Such reports have not appeared on the main media within Russia, where all independent outlets have been shut and reporting that differs from official accounts is banned.On Sunday, Novaya Gazeta reported that 261,000 men had left the country since partial mobilisation was declared, citing an unnamed source in Russia's presidential administration.Russian lawyer Pavel Chikov, who advises on conscription cases, said the Federal Security Service had begun stopping men from leaving the country on the orders of military commissariats.
He posted photos of two notices handed out at different crossings on the border with Kazakhstan in his Telegram channel over the weekend.
The British Defence Ministry said tens of thousands had been called up so far and were beginning to receive basic training.
The one EU country that is still accepting Russians is Finland, with their border guards saying on Friday that the number of people entering from Russia has climbed sharply, with media reporting a 107% increase compared with last week.
Ukrainian President Volodymyr Zelenskyy on Sunday said the Russian mobilisation was a sign of weakness: “They admitted that their army is not able to fight with Ukraine anymore.”Russian authorities tried to calm an anxious public about the draft.
Legislators introduced a bill on Friday that would suspend or reduce loan payments for Russians called up for duty.

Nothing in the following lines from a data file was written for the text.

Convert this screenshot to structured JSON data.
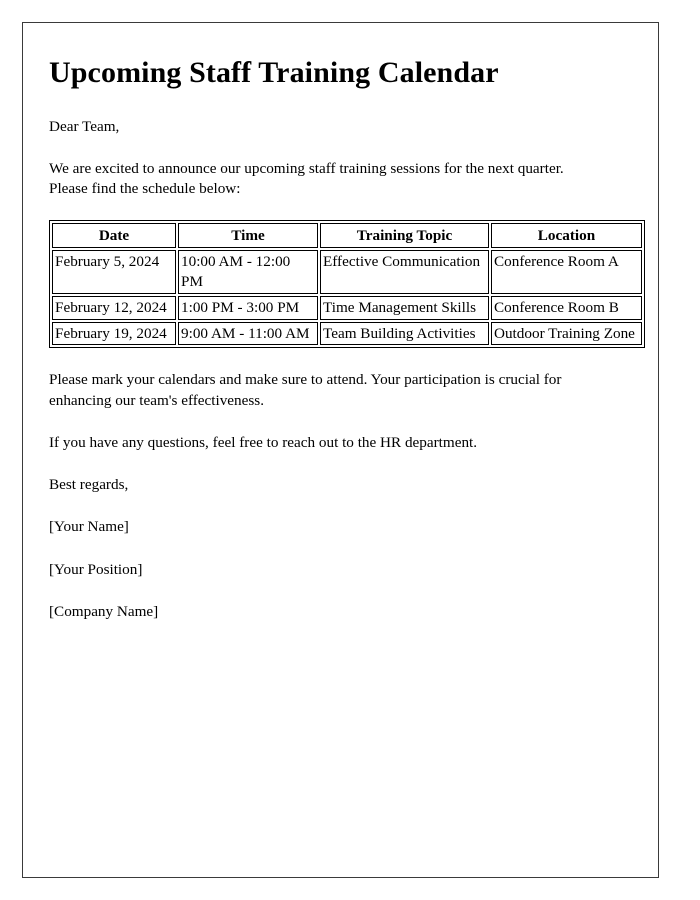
{
  "document": {
    "title": "Upcoming Staff Training Calendar",
    "greeting": "Dear Team,",
    "intro": "We are excited to announce our upcoming staff training sessions for the next quarter. Please find the schedule below:",
    "closing_note": "Please mark your calendars and make sure to attend. Your participation is crucial for enhancing our team's effectiveness.",
    "questions_note": "If you have any questions, feel free to reach out to the HR department.",
    "sign_off": "Best regards,",
    "signature": [
      "[Your Name]",
      "[Your Position]",
      "[Company Name]"
    ]
  },
  "table": {
    "headers": [
      "Date",
      "Time",
      "Training Topic",
      "Location"
    ],
    "rows": [
      {
        "date": "February 5, 2024",
        "time": "10:00 AM - 12:00 PM",
        "topic": "Effective Communication",
        "location": "Conference Room A"
      },
      {
        "date": "February 12, 2024",
        "time": "1:00 PM - 3:00 PM",
        "topic": "Time Management Skills",
        "location": "Conference Room B"
      },
      {
        "date": "February 19, 2024",
        "time": "9:00 AM - 11:00 AM",
        "topic": "Team Building Activities",
        "location": "Outdoor Training Zone"
      }
    ]
  },
  "colors": {
    "text": "#000000",
    "page_border": "#3a3a3a",
    "table_border": "#000000",
    "background": "#ffffff"
  }
}
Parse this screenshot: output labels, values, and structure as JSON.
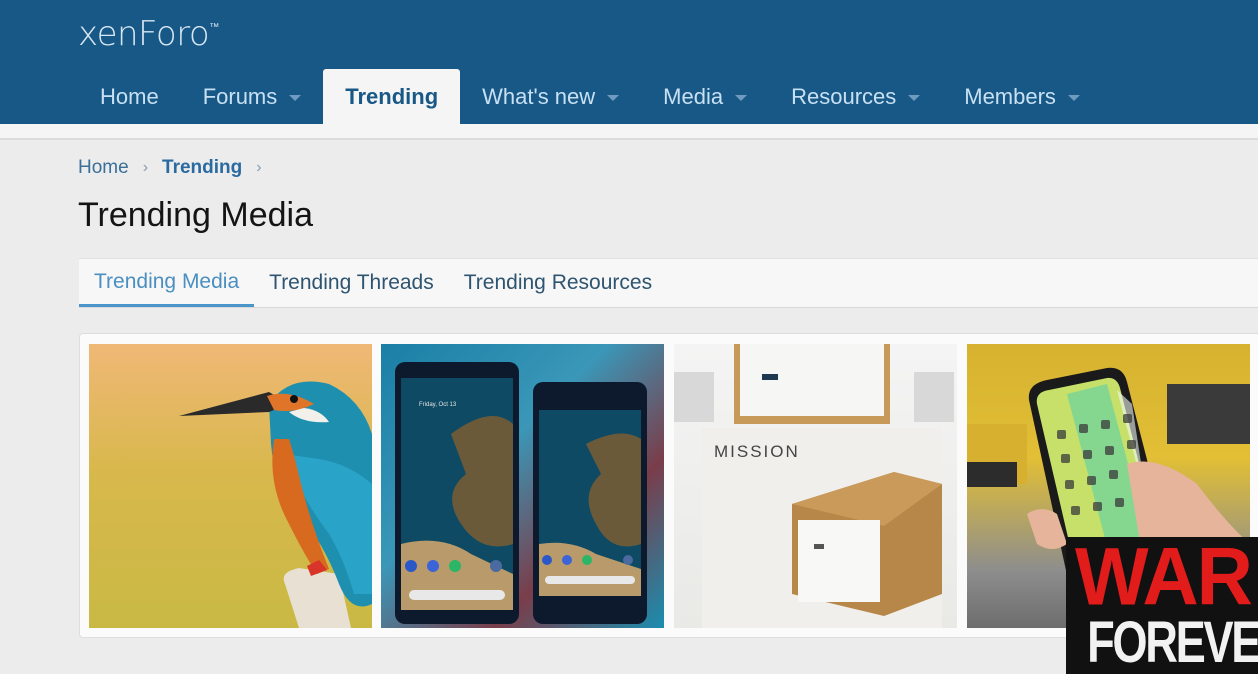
{
  "header": {
    "logo": "xenForo",
    "logo_mark": "™",
    "nav": [
      {
        "label": "Home",
        "has_dropdown": false,
        "active": false
      },
      {
        "label": "Forums",
        "has_dropdown": true,
        "active": false
      },
      {
        "label": "Trending",
        "has_dropdown": false,
        "active": true
      },
      {
        "label": "What's new",
        "has_dropdown": true,
        "active": false
      },
      {
        "label": "Media",
        "has_dropdown": true,
        "active": false
      },
      {
        "label": "Resources",
        "has_dropdown": true,
        "active": false
      },
      {
        "label": "Members",
        "has_dropdown": true,
        "active": false
      }
    ]
  },
  "breadcrumb": [
    {
      "label": "Home"
    },
    {
      "label": "Trending"
    }
  ],
  "breadcrumb_separator": "›",
  "page_title": "Trending Media",
  "tabs": [
    {
      "label": "Trending Media",
      "active": true
    },
    {
      "label": "Trending Threads",
      "active": false
    },
    {
      "label": "Trending Resources",
      "active": false
    }
  ],
  "media": [
    {
      "subject": "Kingfisher bird perched on a post"
    },
    {
      "subject": "Two Google Pixel 2 phones",
      "screen_text": "Friday, Oct 13"
    },
    {
      "subject": "Mission wooden speaker box",
      "box_label": "MISSION"
    },
    {
      "subject": "Hand holding an iPhone X"
    }
  ],
  "overlay": {
    "line1": "WAR",
    "line2": "FOREVER",
    "colors": {
      "line1": "#e21b1b",
      "line2": "#f2f2f2",
      "background": "#111111"
    }
  },
  "colors": {
    "header_bg": "#185886",
    "nav_text": "#c7e0f3",
    "active_tab_text": "#4a8fc0",
    "link": "#3a6f99"
  }
}
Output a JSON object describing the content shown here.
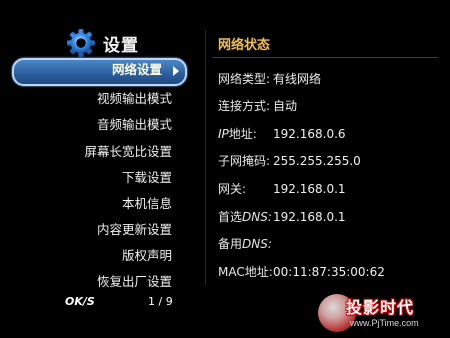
{
  "header": {
    "title": "设置",
    "icon": "gear-icon"
  },
  "menu": {
    "items": [
      {
        "label": "网络设置",
        "selected": true
      },
      {
        "label": "视频输出模式"
      },
      {
        "label": "音频输出模式"
      },
      {
        "label": "屏幕长宽比设置"
      },
      {
        "label": "下载设置"
      },
      {
        "label": "本机信息"
      },
      {
        "label": "内容更新设置"
      },
      {
        "label": "版权声明"
      },
      {
        "label": "恢复出厂设置"
      }
    ]
  },
  "footer": {
    "ok_label": "OK/S",
    "page": "1 / 9"
  },
  "panel": {
    "title": "网络状态",
    "rows": [
      {
        "key": "网络类型:",
        "value": "有线网络"
      },
      {
        "key": "连接方式:",
        "value": "自动"
      },
      {
        "key_prefix": "IP",
        "key": "地址:",
        "value": "192.168.0.6"
      },
      {
        "key": "子网掩码:",
        "value": "255.255.255.0"
      },
      {
        "key": "网关:",
        "value": "192.168.0.1"
      },
      {
        "key": "首选",
        "key_suffix": "DNS:",
        "value": "192.168.0.1"
      },
      {
        "key": "备用",
        "key_suffix": "DNS:",
        "value": ""
      },
      {
        "key": "MAC地址:",
        "value": "00:11:87:35:00:62"
      }
    ]
  },
  "watermark": {
    "brand": "投影时代",
    "url": "www.PjTime.com"
  },
  "colors": {
    "accent_gold": "#f5c04a",
    "selection_blue": "#2b5d9c",
    "gear_blue": "#3a8ee8"
  }
}
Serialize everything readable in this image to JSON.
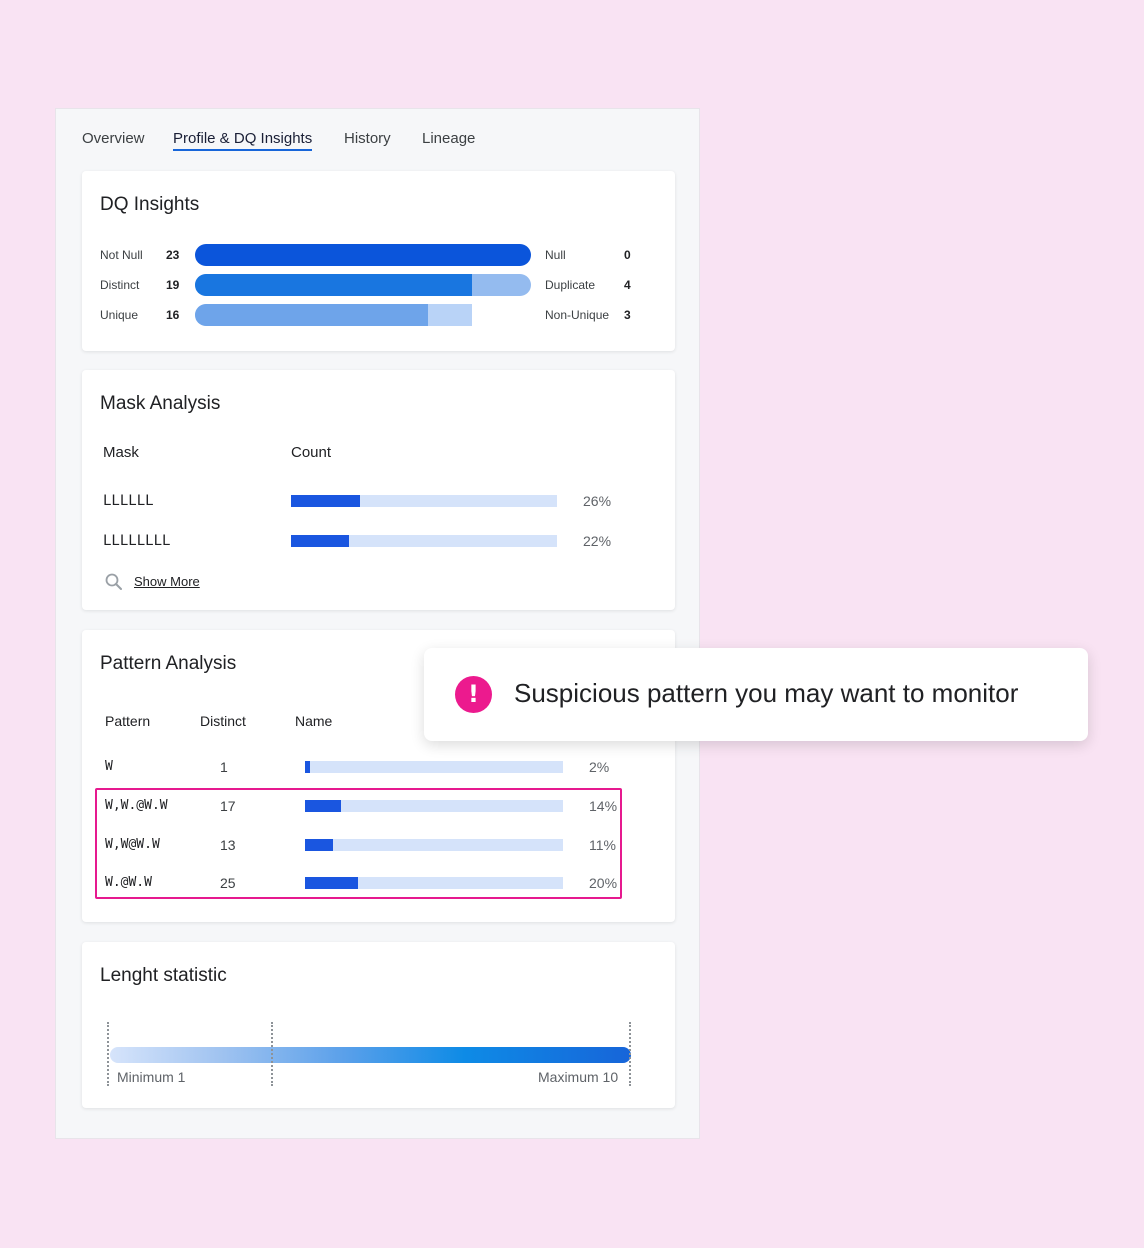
{
  "tabs": [
    {
      "label": "Overview"
    },
    {
      "label": "Profile & DQ Insights",
      "active": true
    },
    {
      "label": "History"
    },
    {
      "label": "Lineage"
    }
  ],
  "dq_insights": {
    "title": "DQ Insights",
    "rows": [
      {
        "label": "Not Null",
        "count": "23",
        "right_label": "Null",
        "right_count": "0"
      },
      {
        "label": "Distinct",
        "count": "19",
        "right_label": "Duplicate",
        "right_count": "4"
      },
      {
        "label": "Unique",
        "count": "16",
        "right_label": "Non-Unique",
        "right_count": "3"
      }
    ],
    "colors": {
      "primary": "#0b55db",
      "secondary": "#1976e0",
      "tertiary": "#6ea4ea"
    }
  },
  "mask_analysis": {
    "title": "Mask Analysis",
    "headers": {
      "mask": "Mask",
      "count": "Count"
    },
    "rows": [
      {
        "mask": "LLLLLL",
        "percent": "26%",
        "fraction": 0.26
      },
      {
        "mask": "LLLLLLLL",
        "percent": "22%",
        "fraction": 0.22
      }
    ],
    "show_more": "Show More",
    "search_icon": "search-icon"
  },
  "pattern_analysis": {
    "title": "Pattern Analysis",
    "headers": {
      "pattern": "Pattern",
      "distinct": "Distinct",
      "name": "Name"
    },
    "rows": [
      {
        "pattern": "W",
        "distinct": "1",
        "percent": "2%",
        "fraction": 0.02
      },
      {
        "pattern": "W,W.@W.W",
        "distinct": "17",
        "percent": "14%",
        "fraction": 0.14
      },
      {
        "pattern": "W,W@W.W",
        "distinct": "13",
        "percent": "11%",
        "fraction": 0.11
      },
      {
        "pattern": "W.@W.W",
        "distinct": "25",
        "percent": "20%",
        "fraction": 0.2
      }
    ],
    "highlight_color": "#e6198f"
  },
  "callout": {
    "icon": "exclamation-icon",
    "text": "Suspicious pattern you may want to monitor",
    "icon_color": "#ec1a8e"
  },
  "length_statistic": {
    "title": "Lenght statistic",
    "minimum_label": "Minimum 1",
    "maximum_label": "Maximum 10"
  }
}
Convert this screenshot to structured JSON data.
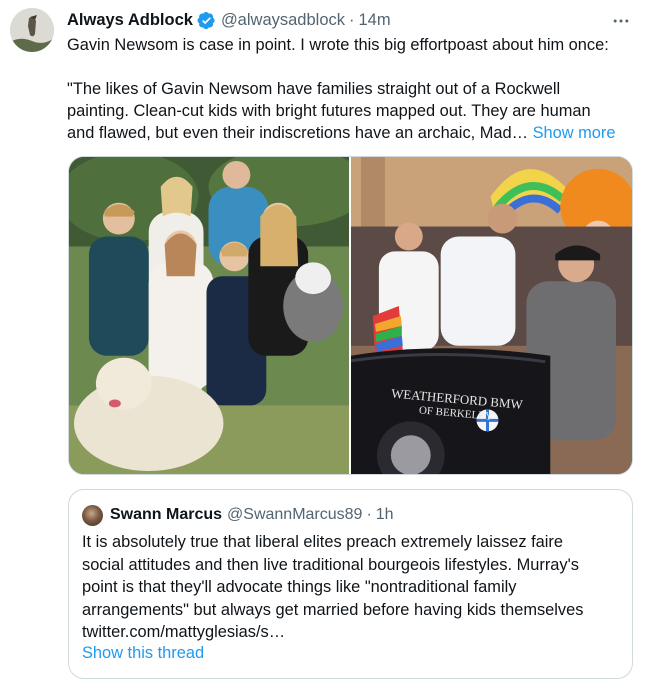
{
  "tweet": {
    "display_name": "Always Adblock",
    "handle": "@alwaysadblock",
    "separator": "·",
    "time": "14m",
    "text_lines": [
      "Gavin Newsom is case in point. I wrote this big effortpoast about him once:",
      "",
      "\"The likes of Gavin Newsom have families straight out of a Rockwell",
      "painting. Clean-cut kids with bright futures mapped out. They are human",
      "and flawed, but even their indiscretions have an archaic, Mad…"
    ],
    "show_more": "Show more",
    "photo_right_sign_line1": "WEATHERFORD BMW",
    "photo_right_sign_line2": "OF BERKELEY"
  },
  "quote": {
    "display_name": "Swann Marcus",
    "handle": "@SwannMarcus89",
    "separator": "·",
    "time": "1h",
    "text_lines": [
      "It is absolutely true that liberal elites preach extremely laissez faire",
      "social attitudes and then live traditional bourgeois lifestyles.  Murray's",
      "point is that they'll advocate things like \"nontraditional family",
      "arrangements\" but always get married before having kids themselves",
      "twitter.com/mattyglesias/s…"
    ],
    "show_thread": "Show this thread"
  },
  "colors": {
    "text": "#0f1419",
    "secondary": "#536471",
    "link": "#1d9bf0",
    "border": "#cfd9de"
  },
  "icons": {
    "verified": "verified-badge-icon",
    "more": "more-options-icon"
  }
}
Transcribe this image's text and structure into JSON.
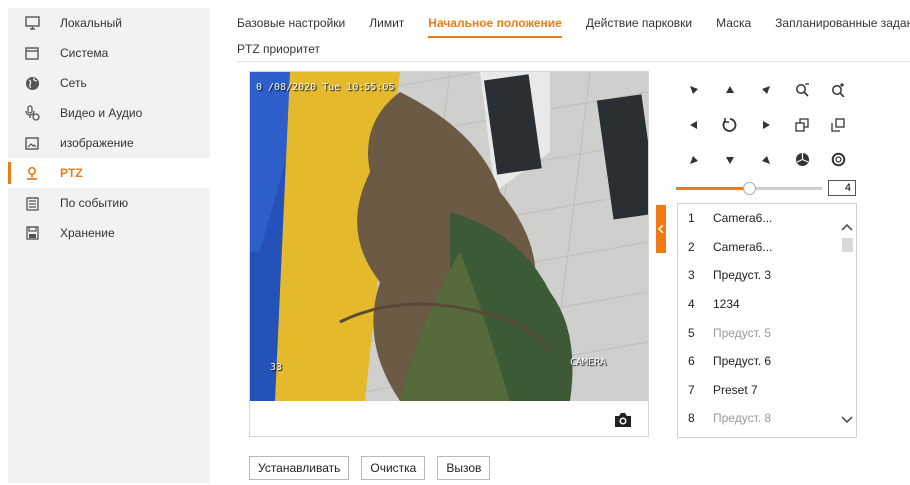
{
  "sidebar": {
    "items": [
      {
        "label": "Локальный",
        "icon": "monitor-icon"
      },
      {
        "label": "Система",
        "icon": "window-icon"
      },
      {
        "label": "Сеть",
        "icon": "globe-icon"
      },
      {
        "label": "Видео и Аудио",
        "icon": "microphone-icon"
      },
      {
        "label": "изображение",
        "icon": "image-icon"
      },
      {
        "label": "PTZ",
        "icon": "user-ptz-icon",
        "active": true
      },
      {
        "label": "По событию",
        "icon": "list-icon"
      },
      {
        "label": "Хранение",
        "icon": "storage-icon"
      }
    ]
  },
  "tabs": [
    {
      "label": "Базовые настройки"
    },
    {
      "label": "Лимит"
    },
    {
      "label": "Начальное положение",
      "active": true
    },
    {
      "label": "Действие парковки"
    },
    {
      "label": "Маска"
    },
    {
      "label": "Запланированные задания"
    },
    {
      "label": "PTZ приоритет"
    }
  ],
  "video": {
    "timestamp": "0 /08/2020 Tue 10:55:05",
    "channel_label": "33",
    "camera_label": "CAMERA"
  },
  "ptz": {
    "speed": "4",
    "speed_level": 0.5,
    "accent_color": "#f07b13"
  },
  "presets": [
    {
      "num": "1",
      "name": "Camera6...",
      "dim": false
    },
    {
      "num": "2",
      "name": "Camera6...",
      "dim": false
    },
    {
      "num": "3",
      "name": "Предуст. 3",
      "dim": false
    },
    {
      "num": "4",
      "name": "1234",
      "dim": false
    },
    {
      "num": "5",
      "name": "Предуст. 5",
      "dim": true
    },
    {
      "num": "6",
      "name": "Предуст. 6",
      "dim": false
    },
    {
      "num": "7",
      "name": "Preset 7",
      "dim": false
    },
    {
      "num": "8",
      "name": "Предуст. 8",
      "dim": true
    }
  ],
  "buttons": {
    "set": "Устанавливать",
    "clear": "Очистка",
    "call": "Вызов"
  }
}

News outlets emphasised that draftees would have the same status as professional soldiers and be paid the same, and that their civilian jobs would be held for them.